"It's all fucked"
Radiohead in a spin after new album pitches up online.
The year's most anticipated album has arrived more than two months ahead of schedule. After endless fanfare, Radiohead's Hail To The Thief was finally set for worldwide release on 9 June. Except what seemed to be the finished version of the band's sixth album made a dramatic appearance on the internet on 30 March, with downloaded copies instantly circulated among geeks hungry for new material.
Radiohead themselves were understandably distressed, insisting that the bootleg was an early draft dating back to sessions at Los Angeles's Ocean Way studios in February before they had begun the mixing process.
"Having our music stolen was annoying because it wasn't finished." says bassist Colin Greenwood. "It was like being photographed with one sock on when you get out of bed in the morning. We don't know who it was. It could be anyone cos it's digital."
Although initially outraged ("It's stolen work for fuck's sake," was guitarist Jonny Greenwood's reaction), the band have now calmed down. Colin Greenwood even expressed dismay at the stern cease-and- desist letters sent by record label EMI to radio stations playing the tracks, as well as any fansite hosting illegal MP3 files.
"Don't record companies usually pay thousands of dollars to get stations to play their records?" he says. "Now they're paying money to stations not to play them."

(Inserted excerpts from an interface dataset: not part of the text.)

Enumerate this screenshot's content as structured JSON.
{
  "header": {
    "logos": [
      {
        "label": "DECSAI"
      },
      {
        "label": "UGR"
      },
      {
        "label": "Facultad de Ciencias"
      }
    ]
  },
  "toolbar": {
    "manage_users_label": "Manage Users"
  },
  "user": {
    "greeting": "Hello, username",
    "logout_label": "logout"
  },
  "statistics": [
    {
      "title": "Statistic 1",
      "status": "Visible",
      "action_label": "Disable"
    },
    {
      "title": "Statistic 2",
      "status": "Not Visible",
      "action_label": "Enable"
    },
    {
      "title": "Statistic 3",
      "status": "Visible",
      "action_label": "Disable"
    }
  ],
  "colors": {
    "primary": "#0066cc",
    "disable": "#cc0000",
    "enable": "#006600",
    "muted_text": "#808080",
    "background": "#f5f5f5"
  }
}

Listeners to those stations would have heard enough to realise that Radiohead have relaxed slightly. The eccentricities that marked the Kid A years remain but, on tracks such as ‘2+2=5’ and ‘There There’, they are lightened by blasts of guitar. Legal crackdown aside, anyone who knows a computer literate Radiohead obsessive ought to be able to get hold of a copy of the whole album without much trouble. Which only adds to the band's current state of confusion.
"It's all fucked," says Greenwood, obviously still reeling. "It's mad. It's brilliant and it's terrible. It's a brave new world."